**EXTRACTED ENTRIES**

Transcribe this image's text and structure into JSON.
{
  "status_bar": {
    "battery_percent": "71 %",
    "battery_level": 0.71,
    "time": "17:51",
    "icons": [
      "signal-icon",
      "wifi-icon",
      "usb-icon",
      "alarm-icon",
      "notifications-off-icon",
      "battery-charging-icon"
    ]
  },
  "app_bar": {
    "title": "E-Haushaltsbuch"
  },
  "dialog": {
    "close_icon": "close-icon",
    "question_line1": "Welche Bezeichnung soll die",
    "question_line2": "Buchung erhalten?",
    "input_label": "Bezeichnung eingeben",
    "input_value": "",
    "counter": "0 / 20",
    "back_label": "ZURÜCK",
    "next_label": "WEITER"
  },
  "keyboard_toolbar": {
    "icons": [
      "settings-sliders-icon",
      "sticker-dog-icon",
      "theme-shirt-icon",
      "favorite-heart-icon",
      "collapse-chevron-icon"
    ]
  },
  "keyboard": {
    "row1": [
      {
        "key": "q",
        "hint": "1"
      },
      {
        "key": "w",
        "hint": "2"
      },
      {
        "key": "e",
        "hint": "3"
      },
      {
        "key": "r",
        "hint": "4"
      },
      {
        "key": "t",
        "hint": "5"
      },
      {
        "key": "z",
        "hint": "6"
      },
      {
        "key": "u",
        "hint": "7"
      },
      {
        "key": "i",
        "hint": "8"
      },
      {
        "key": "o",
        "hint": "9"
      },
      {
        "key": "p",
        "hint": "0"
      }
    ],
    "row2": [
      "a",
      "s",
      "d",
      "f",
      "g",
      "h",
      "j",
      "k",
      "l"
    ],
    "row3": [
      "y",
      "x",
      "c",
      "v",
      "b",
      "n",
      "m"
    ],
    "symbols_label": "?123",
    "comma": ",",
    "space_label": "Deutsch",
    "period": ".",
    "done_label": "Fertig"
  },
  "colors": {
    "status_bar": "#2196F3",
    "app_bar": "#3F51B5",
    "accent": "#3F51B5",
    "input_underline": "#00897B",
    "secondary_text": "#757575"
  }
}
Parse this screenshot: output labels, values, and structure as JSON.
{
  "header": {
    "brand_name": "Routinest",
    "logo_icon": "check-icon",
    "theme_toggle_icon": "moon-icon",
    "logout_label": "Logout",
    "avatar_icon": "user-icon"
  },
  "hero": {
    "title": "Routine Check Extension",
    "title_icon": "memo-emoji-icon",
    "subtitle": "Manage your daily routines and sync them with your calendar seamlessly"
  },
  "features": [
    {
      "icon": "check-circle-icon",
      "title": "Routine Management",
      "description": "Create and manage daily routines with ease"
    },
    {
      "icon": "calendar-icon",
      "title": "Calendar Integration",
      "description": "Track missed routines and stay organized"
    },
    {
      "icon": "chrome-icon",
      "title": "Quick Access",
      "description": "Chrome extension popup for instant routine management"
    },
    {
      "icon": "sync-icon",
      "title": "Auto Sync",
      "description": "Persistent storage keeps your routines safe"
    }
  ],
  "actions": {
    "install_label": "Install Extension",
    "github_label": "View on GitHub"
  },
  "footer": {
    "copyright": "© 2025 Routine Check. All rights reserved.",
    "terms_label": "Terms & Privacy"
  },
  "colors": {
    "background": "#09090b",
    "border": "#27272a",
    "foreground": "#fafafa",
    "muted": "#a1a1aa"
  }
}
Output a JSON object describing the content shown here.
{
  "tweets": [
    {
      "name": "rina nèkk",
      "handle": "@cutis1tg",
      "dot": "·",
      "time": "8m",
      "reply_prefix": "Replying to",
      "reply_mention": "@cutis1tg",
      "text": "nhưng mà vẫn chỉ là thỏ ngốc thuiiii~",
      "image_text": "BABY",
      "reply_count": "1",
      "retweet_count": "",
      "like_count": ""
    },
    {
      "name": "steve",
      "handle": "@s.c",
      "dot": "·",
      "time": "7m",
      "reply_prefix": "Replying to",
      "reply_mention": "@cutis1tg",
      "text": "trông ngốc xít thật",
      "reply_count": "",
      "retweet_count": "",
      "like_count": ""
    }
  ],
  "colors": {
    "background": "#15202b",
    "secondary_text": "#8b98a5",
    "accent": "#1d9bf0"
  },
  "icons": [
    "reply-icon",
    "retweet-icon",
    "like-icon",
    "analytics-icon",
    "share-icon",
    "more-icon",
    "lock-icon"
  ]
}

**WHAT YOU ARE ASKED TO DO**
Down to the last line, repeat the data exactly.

**SOLVED PROBLEM**
Transcribe this image's text and structure into JSON.
{
  "status_bar": {
    "battery_percent": "71 %",
    "battery_level": 0.71,
    "time": "17:51",
    "icons": [
      "signal-icon",
      "wifi-icon",
      "usb-icon",
      "alarm-icon",
      "notifications-off-icon",
      "battery-charging-icon"
    ]
  },
  "app_bar": {
    "title": "E-Haushaltsbuch"
  },
  "dialog": {
    "close_icon": "close-icon",
    "question_line1": "Welche Bezeichnung soll die",
    "question_line2": "Buchung erhalten?",
    "input_label": "Bezeichnung eingeben",
    "input_value": "",
    "counter": "0 / 20",
    "back_label": "ZURÜCK",
    "next_label": "WEITER"
  },
  "keyboard_toolbar": {
    "icons": [
      "settings-sliders-icon",
      "sticker-dog-icon",
      "theme-shirt-icon",
      "favorite-heart-icon",
      "collapse-chevron-icon"
    ]
  },
  "keyboard": {
    "row1": [
      {
        "key": "q",
        "hint": "1"
      },
      {
        "key": "w",
        "hint": "2"
      },
      {
        "key": "e",
        "hint": "3"
      },
      {
        "key": "r",
        "hint": "4"
      },
      {
        "key": "t",
        "hint": "5"
      },
      {
        "key": "z",
        "hint": "6"
      },
      {
        "key": "u",
        "hint": "7"
      },
      {
        "key": "i",
        "hint": "8"
      },
      {
        "key": "o",
        "hint": "9"
      },
      {
        "key": "p",
        "hint": "0"
      }
    ],
    "row2": [
      "a",
      "s",
      "d",
      "f",
      "g",
      "h",
      "j",
      "k",
      "l"
    ],
    "row3": [
      "y",
      "x",
      "c",
      "v",
      "b",
      "n",
      "m"
    ],
    "symbols_label": "?123",
    "comma": ",",
    "space_label": "Deutsch",
    "period": ".",
    "done_label": "Fertig"
  },
  "colors": {
    "status_bar": "#2196F3",
    "app_bar": "#3F51B5",
    "accent": "#3F51B5",
    "input_underline": "#00897B",
    "secondary_text": "#757575"
  }
}
Parse this screenshot: output labels, values, and structure as JSON.
{
  "header": {
    "brand_name": "Routinest",
    "logo_icon": "check-icon",
    "theme_toggle_icon": "moon-icon",
    "logout_label": "Logout",
    "avatar_icon": "user-icon"
  },
  "hero": {
    "title": "Routine Check Extension",
    "title_icon": "memo-emoji-icon",
    "subtitle": "Manage your daily routines and sync them with your calendar seamlessly"
  },
  "features": [
    {
      "icon": "check-circle-icon",
      "title": "Routine Management",
      "description": "Create and manage daily routines with ease"
    },
    {
      "icon": "calendar-icon",
      "title": "Calendar Integration",
      "description": "Track missed routines and stay organized"
    },
    {
      "icon": "chrome-icon",
      "title": "Quick Access",
      "description": "Chrome extension popup for instant routine management"
    },
    {
      "icon": "sync-icon",
      "title": "Auto Sync",
      "description": "Persistent storage keeps your routines safe"
    }
  ],
  "actions": {
    "install_label": "Install Extension",
    "github_label": "View on GitHub"
  },
  "footer": {
    "copyright": "© 2025 Routine Check. All rights reserved.",
    "terms_label": "Terms & Privacy"
  },
  "colors": {
    "background": "#09090b",
    "border": "#27272a",
    "foreground": "#fafafa",
    "muted": "#a1a1aa"
  }
}
Output a JSON object describing the content shown here.
{
  "tweets": [
    {
      "name": "rina nèkk",
      "handle": "@cutis1tg",
      "dot": "·",
      "time": "8m",
      "reply_prefix": "Replying to",
      "reply_mention": "@cutis1tg",
      "text": "nhưng mà vẫn chỉ là thỏ ngốc thuiiii~",
      "image_text": "BABY",
      "reply_count": "1",
      "retweet_count": "",
      "like_count": ""
    },
    {
      "name": "steve",
      "handle": "@s.c",
      "dot": "·",
      "time": "7m",
      "reply_prefix": "Replying to",
      "reply_mention": "@cutis1tg",
      "text": "trông ngốc xít thật",
      "reply_count": "",
      "retweet_count": "",
      "like_count": ""
    }
  ],
  "colors": {
    "background": "#15202b",
    "secondary_text": "#8b98a5",
    "accent": "#1d9bf0"
  },
  "icons": [
    "reply-icon",
    "retweet-icon",
    "like-icon",
    "analytics-icon",
    "share-icon",
    "more-icon",
    "lock-icon"
  ]
}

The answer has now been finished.